## Given information
──────────────────────────────
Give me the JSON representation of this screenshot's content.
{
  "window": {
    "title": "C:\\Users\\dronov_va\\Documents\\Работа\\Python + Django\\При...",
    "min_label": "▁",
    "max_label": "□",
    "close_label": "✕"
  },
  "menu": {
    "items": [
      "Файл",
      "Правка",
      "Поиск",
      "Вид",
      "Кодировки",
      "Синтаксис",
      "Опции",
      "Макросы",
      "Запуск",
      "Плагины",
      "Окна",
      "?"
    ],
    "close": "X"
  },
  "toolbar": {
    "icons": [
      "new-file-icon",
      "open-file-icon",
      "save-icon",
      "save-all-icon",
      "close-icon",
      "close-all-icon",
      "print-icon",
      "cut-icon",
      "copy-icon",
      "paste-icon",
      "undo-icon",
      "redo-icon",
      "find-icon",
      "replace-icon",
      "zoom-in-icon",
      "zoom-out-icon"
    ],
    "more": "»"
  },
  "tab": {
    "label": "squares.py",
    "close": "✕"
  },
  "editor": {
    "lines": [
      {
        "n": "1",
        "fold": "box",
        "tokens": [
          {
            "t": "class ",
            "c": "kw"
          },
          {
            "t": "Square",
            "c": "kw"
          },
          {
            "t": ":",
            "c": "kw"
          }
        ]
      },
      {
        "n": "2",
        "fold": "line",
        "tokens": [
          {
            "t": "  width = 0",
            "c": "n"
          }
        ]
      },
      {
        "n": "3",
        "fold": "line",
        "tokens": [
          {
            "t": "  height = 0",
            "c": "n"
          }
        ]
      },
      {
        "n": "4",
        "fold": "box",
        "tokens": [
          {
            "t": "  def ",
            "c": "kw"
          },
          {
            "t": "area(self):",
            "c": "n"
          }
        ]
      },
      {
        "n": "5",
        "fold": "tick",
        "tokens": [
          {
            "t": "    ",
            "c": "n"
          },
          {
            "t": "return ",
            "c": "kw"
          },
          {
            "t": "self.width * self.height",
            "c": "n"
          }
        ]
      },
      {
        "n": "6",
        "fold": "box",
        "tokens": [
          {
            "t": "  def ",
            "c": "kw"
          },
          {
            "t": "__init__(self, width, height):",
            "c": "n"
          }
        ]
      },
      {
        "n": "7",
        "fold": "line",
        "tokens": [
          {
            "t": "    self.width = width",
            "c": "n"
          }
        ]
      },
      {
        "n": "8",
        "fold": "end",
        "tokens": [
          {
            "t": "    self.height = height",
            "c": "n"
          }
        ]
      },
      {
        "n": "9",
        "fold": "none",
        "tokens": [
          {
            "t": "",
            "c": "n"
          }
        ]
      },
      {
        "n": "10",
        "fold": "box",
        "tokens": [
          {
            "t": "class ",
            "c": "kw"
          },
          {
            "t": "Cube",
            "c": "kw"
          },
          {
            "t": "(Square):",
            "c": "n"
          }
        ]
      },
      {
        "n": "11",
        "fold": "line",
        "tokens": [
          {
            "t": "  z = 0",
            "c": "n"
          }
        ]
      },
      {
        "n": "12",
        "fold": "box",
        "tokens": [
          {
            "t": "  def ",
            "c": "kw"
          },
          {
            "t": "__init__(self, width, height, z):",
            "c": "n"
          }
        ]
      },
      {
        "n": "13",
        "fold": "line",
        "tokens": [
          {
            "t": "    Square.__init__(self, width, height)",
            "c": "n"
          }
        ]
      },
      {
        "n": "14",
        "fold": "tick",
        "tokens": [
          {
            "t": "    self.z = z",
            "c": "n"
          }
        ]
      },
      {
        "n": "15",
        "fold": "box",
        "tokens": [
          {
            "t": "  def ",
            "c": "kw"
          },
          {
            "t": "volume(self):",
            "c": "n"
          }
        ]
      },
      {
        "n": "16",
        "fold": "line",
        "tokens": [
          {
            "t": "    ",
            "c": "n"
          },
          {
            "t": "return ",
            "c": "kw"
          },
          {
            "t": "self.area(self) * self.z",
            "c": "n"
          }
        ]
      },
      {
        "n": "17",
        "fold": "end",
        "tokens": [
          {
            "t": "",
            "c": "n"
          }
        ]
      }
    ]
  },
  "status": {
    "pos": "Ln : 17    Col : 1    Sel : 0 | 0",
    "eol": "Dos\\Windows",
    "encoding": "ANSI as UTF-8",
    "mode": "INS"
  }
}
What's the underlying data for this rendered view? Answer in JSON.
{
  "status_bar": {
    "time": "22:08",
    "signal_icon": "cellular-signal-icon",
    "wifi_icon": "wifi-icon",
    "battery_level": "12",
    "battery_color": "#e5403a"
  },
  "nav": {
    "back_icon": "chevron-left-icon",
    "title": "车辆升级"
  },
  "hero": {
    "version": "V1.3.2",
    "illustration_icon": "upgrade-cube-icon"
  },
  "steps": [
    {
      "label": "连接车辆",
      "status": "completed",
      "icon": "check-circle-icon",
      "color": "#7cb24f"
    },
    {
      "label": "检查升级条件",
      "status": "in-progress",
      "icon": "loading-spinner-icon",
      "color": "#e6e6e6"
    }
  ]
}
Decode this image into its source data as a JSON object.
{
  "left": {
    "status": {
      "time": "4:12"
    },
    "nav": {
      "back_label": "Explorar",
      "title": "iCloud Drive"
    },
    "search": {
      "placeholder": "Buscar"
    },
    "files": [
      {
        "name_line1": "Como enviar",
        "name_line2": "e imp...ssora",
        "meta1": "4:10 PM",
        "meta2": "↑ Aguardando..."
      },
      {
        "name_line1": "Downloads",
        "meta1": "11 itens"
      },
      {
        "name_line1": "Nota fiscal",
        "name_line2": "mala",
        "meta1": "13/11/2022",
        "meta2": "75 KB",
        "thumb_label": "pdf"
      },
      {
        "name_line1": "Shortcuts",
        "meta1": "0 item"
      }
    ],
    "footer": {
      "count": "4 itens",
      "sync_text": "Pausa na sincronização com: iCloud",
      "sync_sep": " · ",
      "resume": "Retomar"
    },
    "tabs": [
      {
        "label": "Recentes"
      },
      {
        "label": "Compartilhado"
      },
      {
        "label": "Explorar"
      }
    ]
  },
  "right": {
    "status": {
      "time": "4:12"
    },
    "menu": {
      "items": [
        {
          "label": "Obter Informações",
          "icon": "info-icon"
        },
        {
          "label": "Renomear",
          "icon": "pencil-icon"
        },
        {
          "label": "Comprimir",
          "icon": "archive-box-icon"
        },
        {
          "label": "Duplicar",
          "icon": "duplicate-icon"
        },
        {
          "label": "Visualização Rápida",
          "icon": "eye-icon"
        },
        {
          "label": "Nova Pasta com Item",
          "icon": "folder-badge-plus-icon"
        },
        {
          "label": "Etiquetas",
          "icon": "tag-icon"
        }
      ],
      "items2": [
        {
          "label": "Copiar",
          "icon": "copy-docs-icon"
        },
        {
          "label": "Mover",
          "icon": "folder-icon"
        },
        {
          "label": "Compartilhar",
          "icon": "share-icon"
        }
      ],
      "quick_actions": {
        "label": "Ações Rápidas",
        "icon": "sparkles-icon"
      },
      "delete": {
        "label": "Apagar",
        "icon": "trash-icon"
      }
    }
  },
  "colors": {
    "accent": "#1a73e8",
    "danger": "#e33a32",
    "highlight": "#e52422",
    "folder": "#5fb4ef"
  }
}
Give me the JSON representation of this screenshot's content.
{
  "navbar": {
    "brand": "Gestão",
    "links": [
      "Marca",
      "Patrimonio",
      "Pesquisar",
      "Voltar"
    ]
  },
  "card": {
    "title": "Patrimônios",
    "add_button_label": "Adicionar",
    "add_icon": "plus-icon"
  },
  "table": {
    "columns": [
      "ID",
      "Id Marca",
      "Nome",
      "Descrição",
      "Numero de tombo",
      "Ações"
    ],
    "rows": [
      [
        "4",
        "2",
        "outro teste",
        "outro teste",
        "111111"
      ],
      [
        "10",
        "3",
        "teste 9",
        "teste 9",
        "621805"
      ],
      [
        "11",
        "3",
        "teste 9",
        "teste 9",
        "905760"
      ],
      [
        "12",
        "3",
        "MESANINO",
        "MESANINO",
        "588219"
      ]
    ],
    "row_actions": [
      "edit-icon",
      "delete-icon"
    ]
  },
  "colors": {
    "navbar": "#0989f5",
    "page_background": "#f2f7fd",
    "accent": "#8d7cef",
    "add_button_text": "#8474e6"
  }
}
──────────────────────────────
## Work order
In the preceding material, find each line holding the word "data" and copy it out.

## Solution to this task
What's the underlying data for this rendered view? Answer in JSON.
Decode this image into its source data as a JSON object.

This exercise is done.